“I think it’s going to be a real fun, classy night to come on out and have some fun,” said Director John Hulse.

1 It’s a grand night for singing
When choosing songs for the revue, there were only two rules: No solos and no more than one number from each show. As a result, the show covers Broadway from the days of “Gypsy” and “Gigi” to more modern hits like 2009’s triple Tony-winner “Next to Normal” and the Dolly Parton-penned “9 to 5.” The 14 cast members perform in mostly duos, trios and small ensembles.

2 Send in the clowns
Hulse chose this year’s cast members for both their singing voices and their comic timing. Then he put them to work in humorous numbers like “A Little Priest” from “Sweeney Todd” and “You Could Drive a Person Crazy” from “Company.”
Performer Steve Givens said this year’s show has a lighter atmosphere than last year’s but with the same great level of music.
“This year’s emphasizes more fun, show-stopping types of tunes,” he said.

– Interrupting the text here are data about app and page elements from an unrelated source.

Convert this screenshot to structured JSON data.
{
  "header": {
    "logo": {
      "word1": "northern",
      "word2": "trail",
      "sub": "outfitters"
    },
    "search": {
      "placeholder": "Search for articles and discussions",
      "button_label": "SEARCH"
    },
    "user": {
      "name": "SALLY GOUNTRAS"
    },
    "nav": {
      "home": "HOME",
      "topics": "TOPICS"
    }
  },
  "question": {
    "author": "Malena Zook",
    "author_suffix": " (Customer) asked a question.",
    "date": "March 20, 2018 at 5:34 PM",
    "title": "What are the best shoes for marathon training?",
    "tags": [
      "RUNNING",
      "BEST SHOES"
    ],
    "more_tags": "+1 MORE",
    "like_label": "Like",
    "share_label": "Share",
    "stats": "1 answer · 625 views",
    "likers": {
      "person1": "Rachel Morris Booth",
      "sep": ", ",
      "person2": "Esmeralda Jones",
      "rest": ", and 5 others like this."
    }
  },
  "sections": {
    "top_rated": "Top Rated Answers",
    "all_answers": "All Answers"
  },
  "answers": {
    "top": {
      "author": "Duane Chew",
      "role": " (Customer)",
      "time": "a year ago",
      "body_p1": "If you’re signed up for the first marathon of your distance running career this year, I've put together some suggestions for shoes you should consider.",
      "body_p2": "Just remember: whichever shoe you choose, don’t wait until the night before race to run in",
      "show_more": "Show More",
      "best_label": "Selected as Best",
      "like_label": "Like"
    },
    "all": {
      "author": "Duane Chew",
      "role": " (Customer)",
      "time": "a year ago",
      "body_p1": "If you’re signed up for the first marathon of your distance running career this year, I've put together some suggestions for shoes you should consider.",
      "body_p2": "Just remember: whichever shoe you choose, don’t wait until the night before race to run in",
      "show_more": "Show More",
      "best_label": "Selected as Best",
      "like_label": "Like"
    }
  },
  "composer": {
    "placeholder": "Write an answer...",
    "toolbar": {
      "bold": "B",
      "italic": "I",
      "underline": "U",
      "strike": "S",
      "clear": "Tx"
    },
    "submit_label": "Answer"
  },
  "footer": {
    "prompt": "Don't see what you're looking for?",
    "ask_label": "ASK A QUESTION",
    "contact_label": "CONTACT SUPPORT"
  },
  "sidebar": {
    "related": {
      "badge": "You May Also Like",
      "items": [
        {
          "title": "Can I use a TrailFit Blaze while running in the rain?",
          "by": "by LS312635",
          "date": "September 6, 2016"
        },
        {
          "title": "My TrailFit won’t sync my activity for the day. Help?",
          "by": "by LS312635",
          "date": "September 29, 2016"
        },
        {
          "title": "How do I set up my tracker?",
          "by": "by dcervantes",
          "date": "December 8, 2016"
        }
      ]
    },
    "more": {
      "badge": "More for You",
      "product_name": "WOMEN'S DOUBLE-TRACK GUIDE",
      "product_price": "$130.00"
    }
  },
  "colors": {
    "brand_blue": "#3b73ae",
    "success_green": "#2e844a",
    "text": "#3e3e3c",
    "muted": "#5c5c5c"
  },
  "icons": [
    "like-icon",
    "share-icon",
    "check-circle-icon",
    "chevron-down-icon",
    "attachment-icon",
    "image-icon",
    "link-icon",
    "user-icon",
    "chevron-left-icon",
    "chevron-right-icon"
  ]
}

3 Music of the night
Hulse is jazzed about working with the night’s unsung heroes: Accompanist Gail Betton Kelso and the baby grand she’ll be playing. Milford Music Center is lending the group use of the piano for the production.

4 Luck be a lady
Audience members will get to bid on their favorite items during an auction before the show and during intermission. There also will be a chance to win raffle items.

5 There’s no business like show business
The business of the evening is two-fold: Entertaining and fundraising. As with many arts organizations, it seems tougher to meet budget every year, according to Hulse. Last year they decided to help themselves by staging a Broadway-themed fundraiser in August. At that point they thought it would be a one-time thing. Patrons loved it so much they asked for another helping, hence this year’s production.
“The court’s still out whether this will become an annual thing or two years in a row,” Hulse said.